From the Oct. 2007 Issue
British anthropologist Robin Dunbar originally posited what’s now become known simply as Dunbar’s number. The number, which is 150, was popularized by Malcom Gladwell in his recent best-selling business book, “The Tipping Point,” and represents the theoretical maximum size of group in which all the members can maintain a “relationship.” Dunbar defined that relationship as one that required every group member to know who each person is and how each person relates socially to every other person in the group. It’s generally accepted that group sizes larger than this usually require more restrictive rules and regulations to maintain order. So what does this have to do with us in the public accounting and technology community? I believe it has plenty do with us, and I’ll explain why.
Unless you’ve been living under a rock, you’ve probably heard of MySpace. It’s the fabulously successful “social networking” website owned by Rupert Murdoch’s News Corp. MySpace now includes nearly 200 MILLION accounts and claims to be adding accounts at the rate of 250,000 per DAY! Technology is, if not increasing Dunbar’s number, then, certainly assisting in management of those individuals included in it. It’s my observation that practicing accountants aren’t well-represented on MySpace (although results for a search of “CPA” included 22,000 hits), nor are they big users of the other players in the “social networking” field.

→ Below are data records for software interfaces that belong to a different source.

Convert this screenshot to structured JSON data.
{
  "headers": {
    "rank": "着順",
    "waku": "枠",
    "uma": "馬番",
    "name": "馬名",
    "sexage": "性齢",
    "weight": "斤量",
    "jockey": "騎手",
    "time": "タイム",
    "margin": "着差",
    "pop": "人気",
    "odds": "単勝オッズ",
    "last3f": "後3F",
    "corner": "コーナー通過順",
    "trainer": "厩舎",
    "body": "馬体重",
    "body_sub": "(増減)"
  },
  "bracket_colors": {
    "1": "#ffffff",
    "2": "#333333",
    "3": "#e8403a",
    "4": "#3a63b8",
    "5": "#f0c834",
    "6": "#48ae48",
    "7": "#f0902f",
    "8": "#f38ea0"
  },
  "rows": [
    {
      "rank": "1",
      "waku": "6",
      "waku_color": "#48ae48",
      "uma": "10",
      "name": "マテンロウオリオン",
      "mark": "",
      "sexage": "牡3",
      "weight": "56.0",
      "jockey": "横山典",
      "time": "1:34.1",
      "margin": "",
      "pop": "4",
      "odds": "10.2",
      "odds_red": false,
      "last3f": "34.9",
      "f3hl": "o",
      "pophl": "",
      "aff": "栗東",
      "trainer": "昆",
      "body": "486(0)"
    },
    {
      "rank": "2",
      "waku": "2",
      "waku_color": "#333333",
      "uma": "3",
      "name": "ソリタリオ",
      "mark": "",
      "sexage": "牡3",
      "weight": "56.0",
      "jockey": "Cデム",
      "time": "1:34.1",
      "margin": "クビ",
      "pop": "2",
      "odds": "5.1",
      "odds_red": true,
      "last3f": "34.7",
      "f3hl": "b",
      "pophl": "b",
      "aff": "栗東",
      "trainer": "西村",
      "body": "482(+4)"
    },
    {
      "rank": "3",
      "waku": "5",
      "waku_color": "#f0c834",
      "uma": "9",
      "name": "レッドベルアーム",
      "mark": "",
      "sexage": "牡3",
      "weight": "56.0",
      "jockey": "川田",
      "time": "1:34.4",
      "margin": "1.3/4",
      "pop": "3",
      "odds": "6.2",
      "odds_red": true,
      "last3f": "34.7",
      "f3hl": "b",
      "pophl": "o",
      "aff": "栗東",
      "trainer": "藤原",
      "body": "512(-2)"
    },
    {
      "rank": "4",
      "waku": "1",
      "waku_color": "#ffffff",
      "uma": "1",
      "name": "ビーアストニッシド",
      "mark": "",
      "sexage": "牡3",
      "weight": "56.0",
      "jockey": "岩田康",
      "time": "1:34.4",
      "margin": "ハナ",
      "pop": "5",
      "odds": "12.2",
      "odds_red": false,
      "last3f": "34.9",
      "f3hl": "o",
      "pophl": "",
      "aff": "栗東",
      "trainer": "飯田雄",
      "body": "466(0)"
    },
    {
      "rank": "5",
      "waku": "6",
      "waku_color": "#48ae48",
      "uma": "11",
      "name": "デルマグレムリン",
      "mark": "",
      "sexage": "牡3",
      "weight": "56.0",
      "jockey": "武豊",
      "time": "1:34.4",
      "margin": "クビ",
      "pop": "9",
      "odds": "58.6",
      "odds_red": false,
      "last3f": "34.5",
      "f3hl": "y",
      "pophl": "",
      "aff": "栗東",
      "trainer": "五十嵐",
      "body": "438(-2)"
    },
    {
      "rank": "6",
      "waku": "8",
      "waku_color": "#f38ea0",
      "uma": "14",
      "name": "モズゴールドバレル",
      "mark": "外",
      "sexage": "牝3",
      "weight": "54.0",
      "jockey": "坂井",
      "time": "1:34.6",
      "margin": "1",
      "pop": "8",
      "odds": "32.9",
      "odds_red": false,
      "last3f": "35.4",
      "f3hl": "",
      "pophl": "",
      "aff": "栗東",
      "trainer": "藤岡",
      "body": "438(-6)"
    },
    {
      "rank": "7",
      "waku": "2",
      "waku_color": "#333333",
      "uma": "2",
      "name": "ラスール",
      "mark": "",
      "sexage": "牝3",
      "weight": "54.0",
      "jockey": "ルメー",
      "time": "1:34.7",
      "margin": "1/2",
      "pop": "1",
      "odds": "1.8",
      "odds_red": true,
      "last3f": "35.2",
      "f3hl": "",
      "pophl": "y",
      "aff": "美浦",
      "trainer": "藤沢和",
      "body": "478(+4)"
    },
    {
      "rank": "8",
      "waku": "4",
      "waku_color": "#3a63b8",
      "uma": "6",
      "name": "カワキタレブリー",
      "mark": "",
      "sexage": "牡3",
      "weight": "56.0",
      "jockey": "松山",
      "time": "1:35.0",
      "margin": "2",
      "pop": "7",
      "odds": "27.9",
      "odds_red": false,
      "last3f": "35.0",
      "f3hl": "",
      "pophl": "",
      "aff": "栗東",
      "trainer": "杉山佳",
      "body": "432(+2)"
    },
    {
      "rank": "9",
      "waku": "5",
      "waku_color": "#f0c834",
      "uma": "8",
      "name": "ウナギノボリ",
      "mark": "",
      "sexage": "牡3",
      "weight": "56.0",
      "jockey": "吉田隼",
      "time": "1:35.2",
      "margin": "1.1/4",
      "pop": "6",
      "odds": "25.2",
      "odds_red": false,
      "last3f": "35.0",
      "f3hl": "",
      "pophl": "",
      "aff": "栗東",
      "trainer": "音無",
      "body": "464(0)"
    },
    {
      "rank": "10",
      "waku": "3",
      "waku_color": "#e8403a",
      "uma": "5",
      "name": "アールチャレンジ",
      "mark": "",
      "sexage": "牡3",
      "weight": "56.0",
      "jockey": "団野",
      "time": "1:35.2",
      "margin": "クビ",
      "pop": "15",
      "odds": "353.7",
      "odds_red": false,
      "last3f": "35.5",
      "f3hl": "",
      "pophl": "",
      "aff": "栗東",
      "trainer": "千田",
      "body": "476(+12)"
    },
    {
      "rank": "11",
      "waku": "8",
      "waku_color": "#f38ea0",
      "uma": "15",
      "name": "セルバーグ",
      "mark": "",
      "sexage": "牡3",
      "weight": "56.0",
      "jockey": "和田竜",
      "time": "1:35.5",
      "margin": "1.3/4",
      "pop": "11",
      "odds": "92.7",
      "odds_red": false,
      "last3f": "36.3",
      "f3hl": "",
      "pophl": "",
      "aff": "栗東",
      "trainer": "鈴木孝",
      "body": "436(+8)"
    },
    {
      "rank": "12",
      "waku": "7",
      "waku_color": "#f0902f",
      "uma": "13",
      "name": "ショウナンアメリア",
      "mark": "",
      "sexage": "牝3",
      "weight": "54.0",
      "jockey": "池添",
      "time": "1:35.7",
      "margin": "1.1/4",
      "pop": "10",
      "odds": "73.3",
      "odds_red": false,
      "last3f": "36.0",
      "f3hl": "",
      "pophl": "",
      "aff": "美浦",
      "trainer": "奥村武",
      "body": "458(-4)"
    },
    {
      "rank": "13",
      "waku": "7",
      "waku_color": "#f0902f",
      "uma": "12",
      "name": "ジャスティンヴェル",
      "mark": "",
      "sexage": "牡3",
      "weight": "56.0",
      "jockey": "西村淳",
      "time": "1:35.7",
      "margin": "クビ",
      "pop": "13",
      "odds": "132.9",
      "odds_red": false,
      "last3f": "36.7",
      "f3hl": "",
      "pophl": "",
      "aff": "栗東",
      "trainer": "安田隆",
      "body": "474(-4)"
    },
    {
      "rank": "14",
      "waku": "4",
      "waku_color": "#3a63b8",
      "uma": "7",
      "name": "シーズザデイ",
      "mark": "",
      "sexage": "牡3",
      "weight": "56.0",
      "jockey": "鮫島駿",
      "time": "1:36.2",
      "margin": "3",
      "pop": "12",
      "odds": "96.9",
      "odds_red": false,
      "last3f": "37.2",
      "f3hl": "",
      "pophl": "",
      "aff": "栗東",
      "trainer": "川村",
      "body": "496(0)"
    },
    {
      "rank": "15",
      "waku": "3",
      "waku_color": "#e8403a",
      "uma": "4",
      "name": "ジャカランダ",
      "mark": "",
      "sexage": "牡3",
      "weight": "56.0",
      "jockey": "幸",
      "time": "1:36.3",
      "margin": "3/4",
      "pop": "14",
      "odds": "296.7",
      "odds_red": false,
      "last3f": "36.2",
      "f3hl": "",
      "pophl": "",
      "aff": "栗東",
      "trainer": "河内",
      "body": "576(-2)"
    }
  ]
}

The others I’d include in this space are Windows Live Spaces, Friendster, Facebook, LinkedIn and Plaxo. While some are clearly student and personal-contact oriented, others are moving inexorably toward the business and professional space. Just over two years ago, Ried Elsiver’s LexisNexis unit acquired Interface software and has now integrated it into its product line as a CRM (Client Relationship Management) system. The interesting thing is that, at its heart, Interface is a “social networking” system. Other vendors are most certainly watching upstarts in this space. Facebook was, until recently, limited to those with a dot-edu address — essentially, only students. After opening the system to all comers just a few short months ago, Facebook now claims that over 50 percent of its users (the latest count is nearly 50 million and growing 3 percent per WEEK) are non-students. In fact, Yahoo! offered Facebook founder Mark Zuckerberg one billion dollars for the company, and he turned it down. What’s going on here?
Simply stated, it’s the search for the Holy Grail. In this case, the Grail is a single repository for everyone to keep in contact with everyone else. I’m not at all certain that we’ll ever have that (or even if it’s advisable), but I am sure that there are ramifications for practicing accountants. Business and professional people are beginning to realize that the FOAF (friend-of-a-friend) system of social networking is an efficient and helpful way to either manage your 150 friends, or to significantly increase the number. Visionary practitioners (notice I said visionary, not young; those terms are neither synonymous nor mutually exclusive) are beginning to show up on these networks regularly. If you’re smart, you’ll consider joining them. But how? And which one? Who will win the race? What should we be doing? My advice? At a minimum, you should be “discoverable” if someone is seeking you out. The following are all FREE and can be implemented in a few hours.
Set up a LinkedIn account. You create a profile that details your education, employment and professional accomplishments. Once you’re “found,” former and current colleagues can “add” you to their networks as a “connection.” And you can add them, as well. Your “connections” are then visible to those to whom you are connected, and so forth. It’s sort of like “six degrees” for real life! You add more connections by inviting trusted contacts to join the system and connect to you, ultimately linking you to thousands of other professionals.
Set up an account here, too. It’s just too active to skip. In 15 minutes, you can have a respectable bio up and available. It’s much like LinkedIn, but definitely serving a younger demographic. For now. It’s changing daily, so why wait? One new client or one recruited employee makes it instantly worthwhile.
I’ve written about this before. It’s a no-brainer. They have over 15 million members, and every one of them who’s in your address book will automatically and instantaneously be connected to you. Its beauty is in the seamless exchange of contact information. When a member changes his or her contact information, it’s automatically reflected in the address books of every other connected Plaxo member. For example, I recently changed my fax number. I simply updated my Plaxo account, and every one of my Plaxo member contacts had my new number instantly. It’s very clever and very handy. In early August, Plaxo rolled out a service called Plaxo Pulse, which holds great promise in that “race for the Holy Grail.” It solves the multiple platform problem through aggregation. It’s much too early to opine on Pulse, but it does hold some promise.
WHAT TO SKIP
Friendster, Windows Live Spaces and MySpace. These three are consumer level and extremely youth oriented. Save your time; don’t bother.
Note: I’m listed on all three of the sites suggested above. When you sign up, be sure to add me to your network. I promise to accept your invitation.